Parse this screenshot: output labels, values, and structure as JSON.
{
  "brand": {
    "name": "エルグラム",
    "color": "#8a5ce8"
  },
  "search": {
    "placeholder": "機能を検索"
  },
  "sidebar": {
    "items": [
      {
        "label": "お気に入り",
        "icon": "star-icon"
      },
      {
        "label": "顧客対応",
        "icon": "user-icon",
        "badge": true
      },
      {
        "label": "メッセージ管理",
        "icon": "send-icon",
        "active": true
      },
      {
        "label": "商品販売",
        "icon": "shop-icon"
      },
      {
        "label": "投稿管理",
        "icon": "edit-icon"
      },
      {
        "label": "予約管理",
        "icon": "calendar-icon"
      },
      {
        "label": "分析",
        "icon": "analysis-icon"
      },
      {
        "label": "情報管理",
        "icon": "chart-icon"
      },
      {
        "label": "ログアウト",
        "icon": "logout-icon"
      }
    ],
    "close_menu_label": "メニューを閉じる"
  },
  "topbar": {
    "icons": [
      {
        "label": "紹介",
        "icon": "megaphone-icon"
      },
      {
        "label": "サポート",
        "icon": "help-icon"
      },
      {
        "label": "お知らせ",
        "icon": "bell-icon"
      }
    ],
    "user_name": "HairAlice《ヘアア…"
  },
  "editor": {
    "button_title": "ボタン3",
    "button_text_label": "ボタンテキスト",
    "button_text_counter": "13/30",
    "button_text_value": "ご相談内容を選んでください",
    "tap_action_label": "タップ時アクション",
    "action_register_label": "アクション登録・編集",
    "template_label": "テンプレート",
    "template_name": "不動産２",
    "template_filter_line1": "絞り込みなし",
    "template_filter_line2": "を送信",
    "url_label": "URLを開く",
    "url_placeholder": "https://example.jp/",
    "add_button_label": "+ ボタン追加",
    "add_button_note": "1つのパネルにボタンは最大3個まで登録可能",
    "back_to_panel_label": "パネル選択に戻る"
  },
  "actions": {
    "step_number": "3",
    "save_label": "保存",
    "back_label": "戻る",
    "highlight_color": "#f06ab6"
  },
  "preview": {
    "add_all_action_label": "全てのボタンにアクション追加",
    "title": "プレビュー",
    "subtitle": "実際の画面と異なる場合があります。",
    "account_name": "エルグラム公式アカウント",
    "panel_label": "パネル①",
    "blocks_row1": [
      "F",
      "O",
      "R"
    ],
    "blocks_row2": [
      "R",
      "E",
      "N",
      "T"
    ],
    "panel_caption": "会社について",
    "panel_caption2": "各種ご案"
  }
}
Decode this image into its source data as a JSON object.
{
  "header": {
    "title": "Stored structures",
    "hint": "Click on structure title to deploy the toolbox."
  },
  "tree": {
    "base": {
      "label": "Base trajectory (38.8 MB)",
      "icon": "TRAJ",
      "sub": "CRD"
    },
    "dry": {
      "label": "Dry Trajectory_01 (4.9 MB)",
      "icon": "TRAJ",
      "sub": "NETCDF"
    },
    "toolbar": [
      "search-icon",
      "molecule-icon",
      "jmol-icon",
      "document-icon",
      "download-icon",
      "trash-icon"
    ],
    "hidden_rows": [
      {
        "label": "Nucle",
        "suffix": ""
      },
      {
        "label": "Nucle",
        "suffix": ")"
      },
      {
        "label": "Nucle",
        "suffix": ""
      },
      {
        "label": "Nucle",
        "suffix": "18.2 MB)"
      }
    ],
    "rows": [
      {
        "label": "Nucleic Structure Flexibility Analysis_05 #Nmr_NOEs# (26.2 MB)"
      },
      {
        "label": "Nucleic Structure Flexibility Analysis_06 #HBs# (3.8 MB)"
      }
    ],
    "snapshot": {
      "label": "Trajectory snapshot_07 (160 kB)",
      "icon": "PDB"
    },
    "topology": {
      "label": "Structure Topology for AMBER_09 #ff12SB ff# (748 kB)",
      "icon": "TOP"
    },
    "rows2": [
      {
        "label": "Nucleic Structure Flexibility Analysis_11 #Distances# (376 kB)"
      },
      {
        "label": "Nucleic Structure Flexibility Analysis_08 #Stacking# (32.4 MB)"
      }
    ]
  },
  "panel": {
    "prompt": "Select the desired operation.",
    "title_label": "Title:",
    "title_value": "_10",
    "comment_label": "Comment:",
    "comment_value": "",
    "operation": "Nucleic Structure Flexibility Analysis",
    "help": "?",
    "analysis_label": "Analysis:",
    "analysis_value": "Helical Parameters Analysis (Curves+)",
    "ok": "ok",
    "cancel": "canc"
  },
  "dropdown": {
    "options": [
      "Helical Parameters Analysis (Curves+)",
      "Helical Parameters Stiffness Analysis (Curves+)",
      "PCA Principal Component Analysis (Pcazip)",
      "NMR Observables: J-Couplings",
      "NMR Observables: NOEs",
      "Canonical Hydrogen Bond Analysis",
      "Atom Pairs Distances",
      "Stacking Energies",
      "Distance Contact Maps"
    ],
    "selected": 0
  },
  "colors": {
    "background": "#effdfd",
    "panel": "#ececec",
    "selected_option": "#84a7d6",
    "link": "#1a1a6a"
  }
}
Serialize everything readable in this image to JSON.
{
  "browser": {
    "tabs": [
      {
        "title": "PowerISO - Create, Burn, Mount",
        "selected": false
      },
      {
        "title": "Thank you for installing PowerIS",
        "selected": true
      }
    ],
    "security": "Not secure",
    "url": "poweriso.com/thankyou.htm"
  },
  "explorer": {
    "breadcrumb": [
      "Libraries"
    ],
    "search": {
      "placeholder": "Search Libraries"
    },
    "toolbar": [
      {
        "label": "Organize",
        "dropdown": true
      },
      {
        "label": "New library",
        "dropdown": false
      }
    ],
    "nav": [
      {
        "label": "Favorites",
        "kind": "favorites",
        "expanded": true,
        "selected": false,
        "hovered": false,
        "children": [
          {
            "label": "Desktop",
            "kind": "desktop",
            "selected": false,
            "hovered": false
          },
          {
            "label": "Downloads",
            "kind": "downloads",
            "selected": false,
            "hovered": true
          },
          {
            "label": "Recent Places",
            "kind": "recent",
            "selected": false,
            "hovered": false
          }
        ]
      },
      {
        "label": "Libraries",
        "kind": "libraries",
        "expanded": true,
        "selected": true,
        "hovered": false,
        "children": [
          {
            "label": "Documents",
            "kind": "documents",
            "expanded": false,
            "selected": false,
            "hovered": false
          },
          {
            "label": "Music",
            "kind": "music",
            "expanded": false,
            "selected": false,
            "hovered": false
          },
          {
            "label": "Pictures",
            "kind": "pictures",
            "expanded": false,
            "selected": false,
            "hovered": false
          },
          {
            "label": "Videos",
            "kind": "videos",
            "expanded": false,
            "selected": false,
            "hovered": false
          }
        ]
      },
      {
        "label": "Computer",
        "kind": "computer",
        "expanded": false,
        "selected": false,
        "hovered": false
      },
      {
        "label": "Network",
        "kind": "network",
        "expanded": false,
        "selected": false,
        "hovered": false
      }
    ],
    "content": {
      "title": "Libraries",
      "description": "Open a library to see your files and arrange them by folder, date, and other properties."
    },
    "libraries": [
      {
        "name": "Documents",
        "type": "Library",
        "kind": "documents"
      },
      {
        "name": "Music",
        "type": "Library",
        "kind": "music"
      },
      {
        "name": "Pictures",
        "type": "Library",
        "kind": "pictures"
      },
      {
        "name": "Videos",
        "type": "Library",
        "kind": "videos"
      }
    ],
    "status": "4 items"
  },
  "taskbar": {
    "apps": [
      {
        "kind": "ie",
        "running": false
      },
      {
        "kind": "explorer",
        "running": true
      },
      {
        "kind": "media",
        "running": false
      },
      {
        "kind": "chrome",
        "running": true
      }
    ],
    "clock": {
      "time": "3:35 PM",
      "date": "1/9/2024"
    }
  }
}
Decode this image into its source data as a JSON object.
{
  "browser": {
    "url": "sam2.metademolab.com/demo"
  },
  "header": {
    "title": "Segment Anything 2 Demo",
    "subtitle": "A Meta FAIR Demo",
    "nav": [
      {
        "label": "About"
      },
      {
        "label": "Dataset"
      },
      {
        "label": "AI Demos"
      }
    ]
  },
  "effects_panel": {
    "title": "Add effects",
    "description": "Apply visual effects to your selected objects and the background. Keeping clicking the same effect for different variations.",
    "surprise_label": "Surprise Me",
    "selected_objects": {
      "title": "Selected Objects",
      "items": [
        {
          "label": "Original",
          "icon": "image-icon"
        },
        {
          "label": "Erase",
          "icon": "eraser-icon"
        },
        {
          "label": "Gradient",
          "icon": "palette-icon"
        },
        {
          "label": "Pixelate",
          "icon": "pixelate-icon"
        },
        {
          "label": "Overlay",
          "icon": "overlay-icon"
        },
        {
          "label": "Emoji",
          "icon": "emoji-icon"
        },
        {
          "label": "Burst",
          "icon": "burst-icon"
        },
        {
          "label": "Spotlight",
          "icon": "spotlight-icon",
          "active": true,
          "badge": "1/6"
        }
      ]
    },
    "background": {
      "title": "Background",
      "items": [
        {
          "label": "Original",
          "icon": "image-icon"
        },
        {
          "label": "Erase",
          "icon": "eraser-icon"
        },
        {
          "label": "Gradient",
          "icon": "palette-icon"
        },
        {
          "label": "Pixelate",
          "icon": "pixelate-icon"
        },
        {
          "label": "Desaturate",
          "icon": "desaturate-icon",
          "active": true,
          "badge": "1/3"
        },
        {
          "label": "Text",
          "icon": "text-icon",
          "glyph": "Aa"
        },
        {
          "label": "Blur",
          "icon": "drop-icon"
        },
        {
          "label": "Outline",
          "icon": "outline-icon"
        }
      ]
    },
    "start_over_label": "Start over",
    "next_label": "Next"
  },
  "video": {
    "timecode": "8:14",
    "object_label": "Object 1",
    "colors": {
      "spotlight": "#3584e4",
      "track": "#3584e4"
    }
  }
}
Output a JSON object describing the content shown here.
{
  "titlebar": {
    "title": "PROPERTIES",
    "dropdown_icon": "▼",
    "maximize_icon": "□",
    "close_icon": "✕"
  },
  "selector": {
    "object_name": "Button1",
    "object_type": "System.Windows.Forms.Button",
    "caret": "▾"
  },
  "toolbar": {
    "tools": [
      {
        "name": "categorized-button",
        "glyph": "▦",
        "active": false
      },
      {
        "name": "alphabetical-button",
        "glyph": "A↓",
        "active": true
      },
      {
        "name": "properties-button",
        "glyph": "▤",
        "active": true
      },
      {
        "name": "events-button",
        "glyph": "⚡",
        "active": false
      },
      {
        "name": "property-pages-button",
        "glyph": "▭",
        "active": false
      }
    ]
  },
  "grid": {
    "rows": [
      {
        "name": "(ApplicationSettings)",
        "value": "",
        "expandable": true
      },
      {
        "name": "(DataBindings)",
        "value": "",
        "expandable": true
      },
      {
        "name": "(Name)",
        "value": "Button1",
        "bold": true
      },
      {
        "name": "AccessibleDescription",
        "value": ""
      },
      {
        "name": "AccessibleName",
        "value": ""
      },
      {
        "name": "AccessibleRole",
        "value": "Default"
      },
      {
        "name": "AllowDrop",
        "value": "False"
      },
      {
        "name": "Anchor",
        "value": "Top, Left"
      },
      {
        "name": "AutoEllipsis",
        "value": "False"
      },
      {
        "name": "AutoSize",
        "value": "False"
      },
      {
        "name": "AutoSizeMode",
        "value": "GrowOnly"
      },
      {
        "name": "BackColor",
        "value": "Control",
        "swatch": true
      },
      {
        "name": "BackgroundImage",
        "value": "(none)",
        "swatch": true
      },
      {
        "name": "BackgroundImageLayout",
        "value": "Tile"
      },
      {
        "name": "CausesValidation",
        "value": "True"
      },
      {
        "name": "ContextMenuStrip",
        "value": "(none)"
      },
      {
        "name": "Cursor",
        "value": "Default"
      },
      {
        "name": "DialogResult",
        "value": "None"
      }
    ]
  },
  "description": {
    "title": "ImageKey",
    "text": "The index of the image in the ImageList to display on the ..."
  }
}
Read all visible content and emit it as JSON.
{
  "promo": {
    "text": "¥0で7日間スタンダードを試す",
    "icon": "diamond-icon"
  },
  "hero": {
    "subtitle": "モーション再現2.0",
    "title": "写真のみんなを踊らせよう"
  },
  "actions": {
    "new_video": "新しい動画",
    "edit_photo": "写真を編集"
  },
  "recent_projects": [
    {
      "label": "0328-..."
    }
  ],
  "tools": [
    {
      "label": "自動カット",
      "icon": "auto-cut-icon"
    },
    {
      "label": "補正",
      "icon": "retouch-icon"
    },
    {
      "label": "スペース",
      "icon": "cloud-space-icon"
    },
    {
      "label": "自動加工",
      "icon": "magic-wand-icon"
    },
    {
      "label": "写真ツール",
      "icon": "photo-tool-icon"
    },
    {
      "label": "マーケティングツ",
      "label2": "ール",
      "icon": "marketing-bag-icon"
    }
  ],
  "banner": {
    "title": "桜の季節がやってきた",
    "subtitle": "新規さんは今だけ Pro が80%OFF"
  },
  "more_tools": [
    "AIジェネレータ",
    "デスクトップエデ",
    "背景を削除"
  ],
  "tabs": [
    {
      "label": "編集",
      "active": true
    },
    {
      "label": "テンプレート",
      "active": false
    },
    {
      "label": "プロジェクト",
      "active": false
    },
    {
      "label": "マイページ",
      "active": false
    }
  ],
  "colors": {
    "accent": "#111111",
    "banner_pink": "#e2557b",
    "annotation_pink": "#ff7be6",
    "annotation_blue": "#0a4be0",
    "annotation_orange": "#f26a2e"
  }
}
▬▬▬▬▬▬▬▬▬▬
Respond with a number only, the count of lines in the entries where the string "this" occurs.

§ **Answer to the problem**: 4